A cyst from the site is on permanent display at Hauxley Nature. Volunteers continue to monitor the coast for anything of interest (biological as well as archaeological) and this has already resulted in further work to rescue a Mesolithic hearth and to record peat beds, with footprints. An education pack has also been produced, in partnership with Tyne & Wear Museums Service and has been used by local schools as part of the national curriculum.
The story of the dig has been superbly reproduced in the popular book Rescued from the Sea by Clive Waddington. In addition, Archaeology and Environment on the North Sea Littoral: A Case Study from Low Hauxley has been released, a complete monograph volume recording this site, which includes previous excavation work undertaken by Dr. Clive Bonsall. This brings all the evidence together to create a fascinating insight into the use of the area by man and how they adjusted to an ever changing environment, which mirrors the current day in so many ways.
Discover more about the archeological work and the Rescued from the Sea project at Low Hauxley in two special publications:
Archaeology and Environment on the North Sea Littoral: A Case Study from Low Hauxley
At 318 pages, the volume is a comprehensive piece of work bringing together decades of archaeological work along the North Sea coastline and the results have already received national and international recognition in archaeological fields. Written by Clive Waddington and Clive Bonsall, the book includes details of the wildlife charity’s ‘Rescued from the Sea’ Project, the 13 week archaeological excavation project at Low Hauxley, situated at the north end of Druridge Bay during that summer.

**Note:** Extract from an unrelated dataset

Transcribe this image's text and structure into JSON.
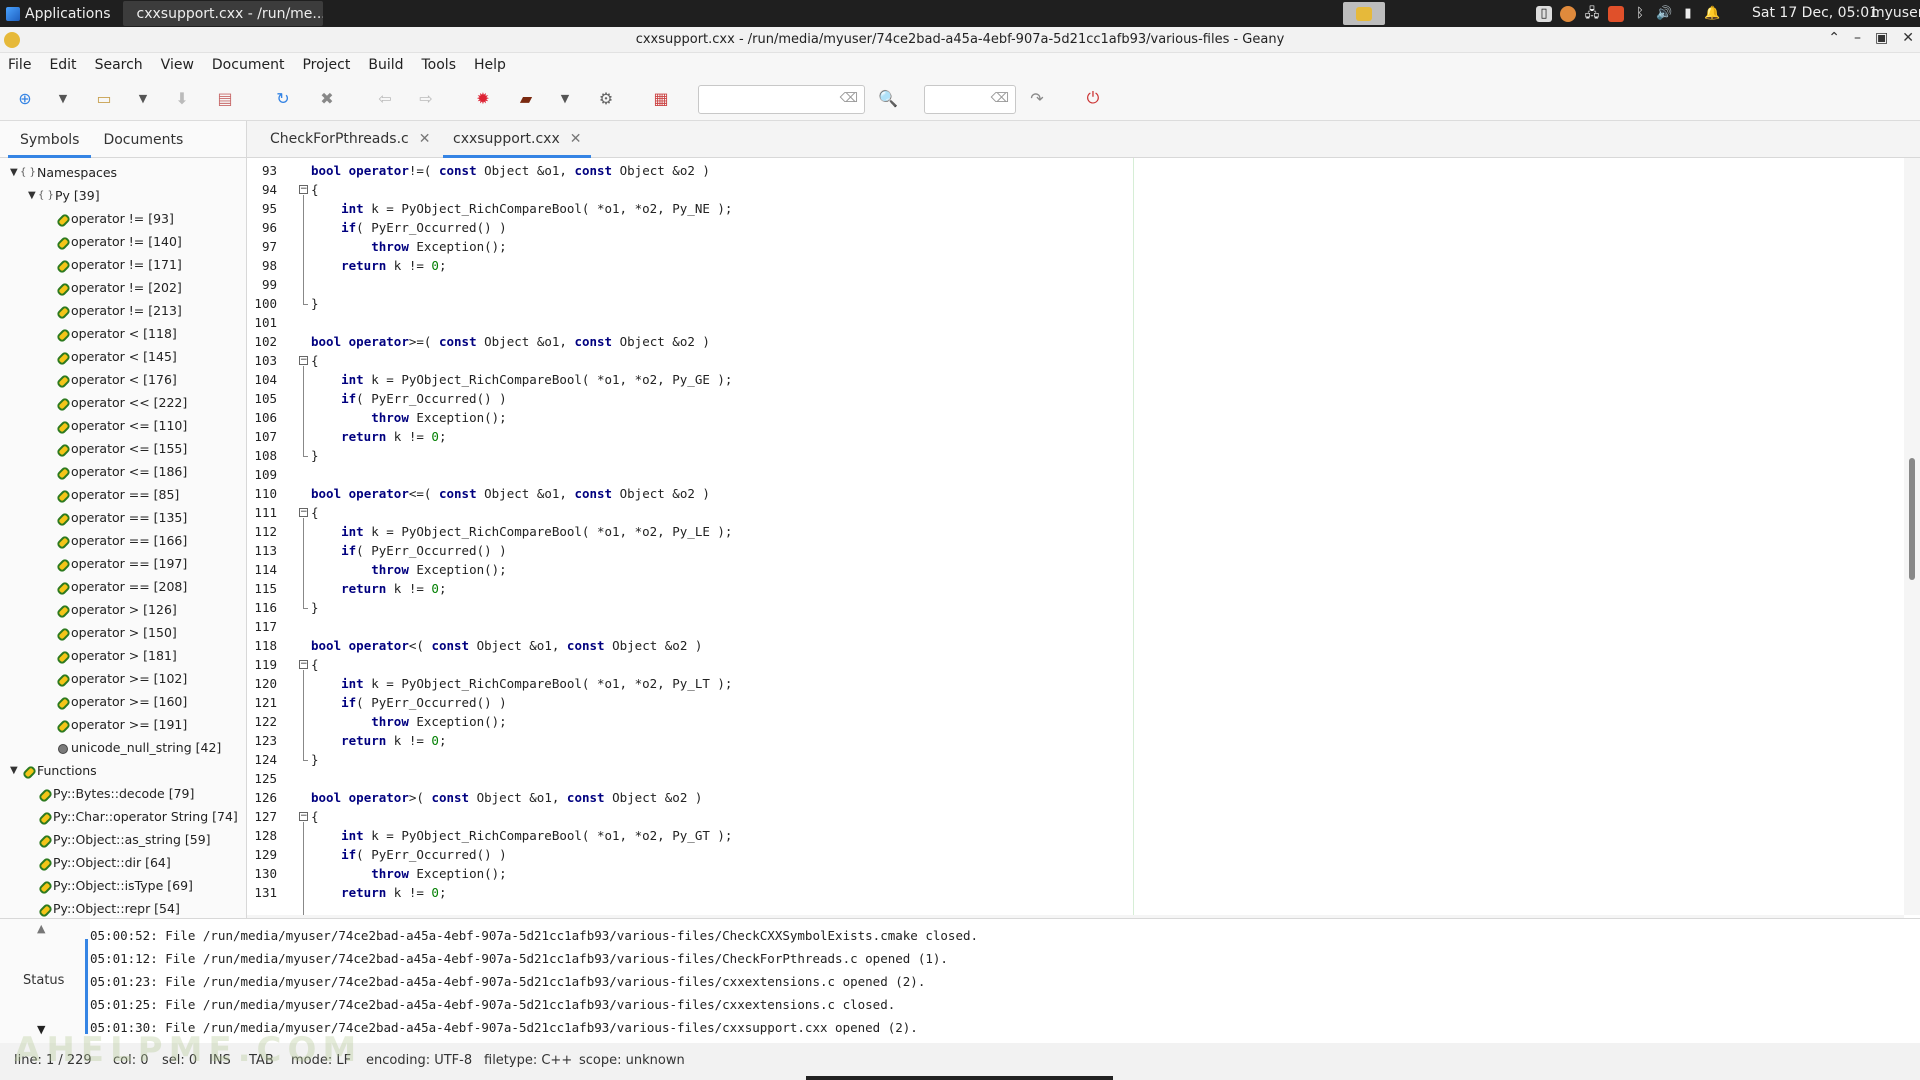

The book costs £30 and is available to buy from Hauxley Wildlife Discovery Centre.
An Archaeologist's Tale
With sea level rise accelerating, archaeologists are in a race against time to record ancient remains eroding from our shores before they are destroyed by the sea. A popular book resulting from the Trust’s HLF funded ‘Rescued from the Sea’ Project at Low Hauxley has just been published, authored by lead archaeologist Clive Waddington. Documenting the story of how a nationally important archaeological site was excavated from an eroding cliff edge next to our Low Hauxley Reserve.
This book costs £10 and is available to buy from Hauxley Wildlife Discovery Centre.